If there are two things you can always count on with Fleetwood Mac, it’s classic rock ‘n roll and classic band drama. Infighting is as much a part of the band’s legacy as their music is, and even after over 50 years, it doesn’t look like that’s changing. In a new interview, de facto bandleader Mick Fleetwood said he doesn’t foresee a situation in which ousted guitarist Lindsey Buckingham ever returns to the group.
Buckingham was unceremoniously fired in April of 2018 ahead of Fleetwood Mac’s massive North American tour. Rumors (zing) had it that disagreements with Stevie Nicks and Buckingham’s attempts to push rehearsals for the tour back led to an impasse. He later sued the band for “fiduciary duty, breach of oral contract and intentional interference with prospective economic advantage.” A settlement was reached out of court in late 2018.
Now, as Fleetwood Mac unwind from the finale of their 50th anniversary tour, Mick Fleetwood has said a reconciliation with Buckingham is unlikely. “No,” he said flatly when asked by Rolling Stone if there were “any scenario where you’d ever play with Lindsey Buckingham again.” He continued,
“Fleetwood Mac is a strange creature. We’re very, very committed to Neil and Mike, and that passed away a time ago, when Lindsey left. And it’s not a point of conversation, so I have to say no. It’s a full drama of Fleetwood Mac, no doubt. His legacy is alive and well, and as it should be. A major, major part that will never be taken away, and never be down-spoken by any of us. Neil [Finn] and Mike [Campbell] have tremendous respect for Lindsey. The situation was no secret. We were not happy. It was not working, and we parted company. And that really is the all of it.”
Fleetwood added that he hadn’t spoken to Buckingham since his heart attack and subsequent open heart surgery back in February 2019.
In the good news column, Fleetwood said, “There’s no breaking up of the band.” While they’re taking a break following a long stretch on the road, it won’t be a permanent one. As for where we might see them again, Fleetwood added,
“We’re not going to do a [long] tour, I would say, ever again. But there’s loads of alternatives. People like Peter Gabriel have a lovely way of working where they go and just do four or five major festivals during the summer. That’s the sort of vision that I see for Fleetwood Mac. We’re able to cherry-pick things that have dignity, and are fun to do, and they’re historically interesting.”

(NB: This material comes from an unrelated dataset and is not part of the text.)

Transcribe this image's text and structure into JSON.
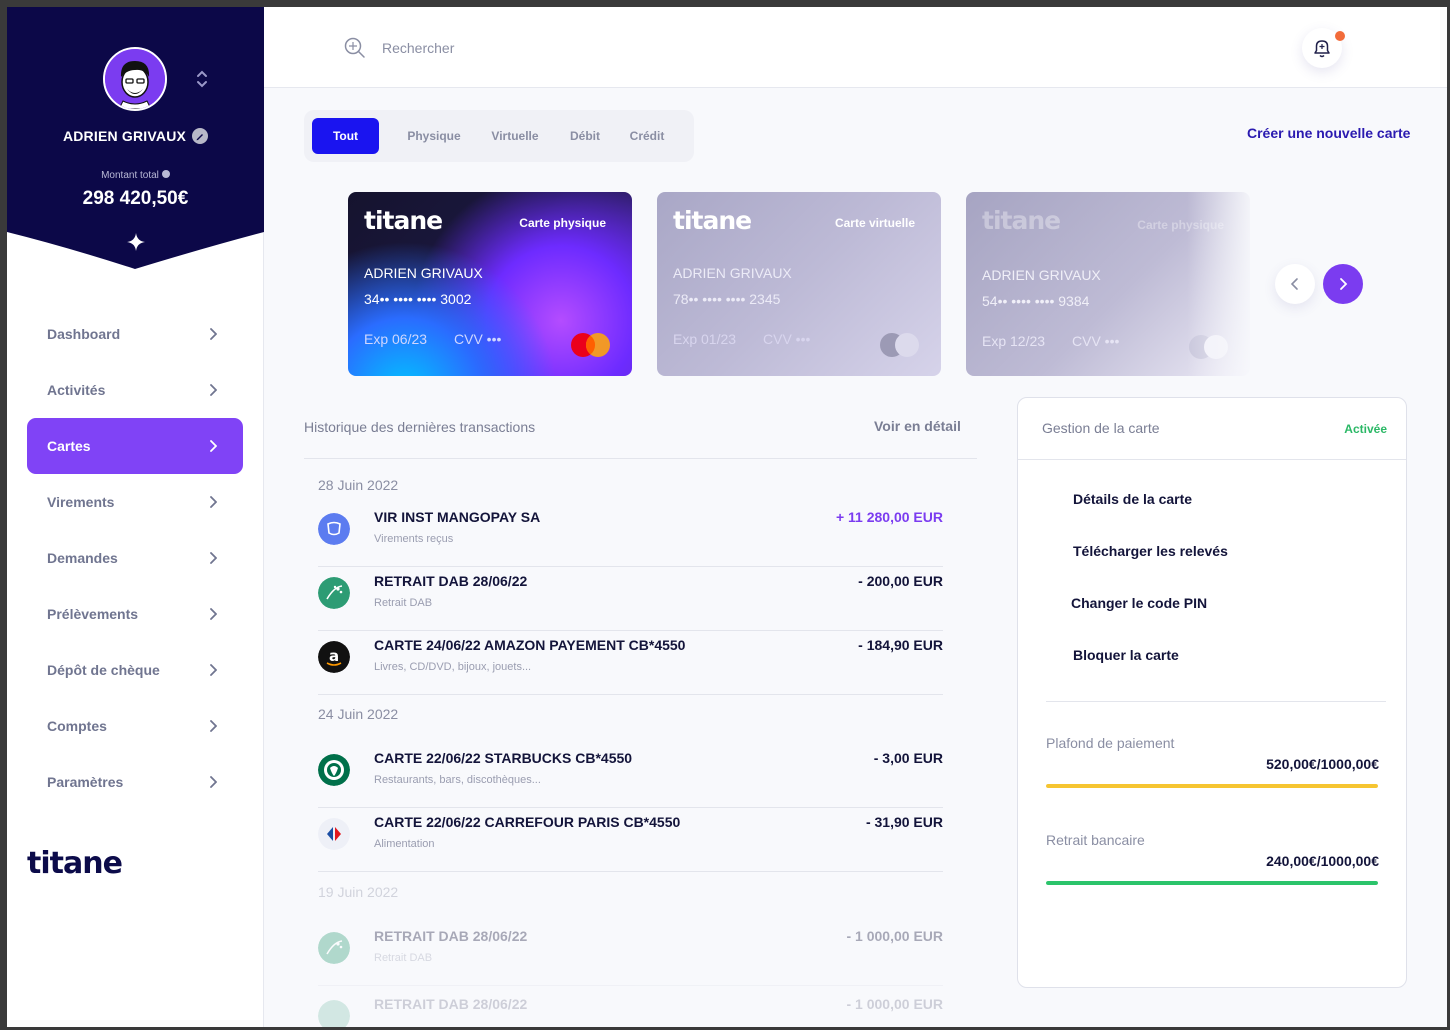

Fleetwood Mac may be off the road, but Buckingham is set to play Beale Street Music Festival in May (get tickets here), while Stevie Nicks is on the lineup for Governors Ball, BottleRock Napa Valley, and New Orleans Jazz Festival (tickets here).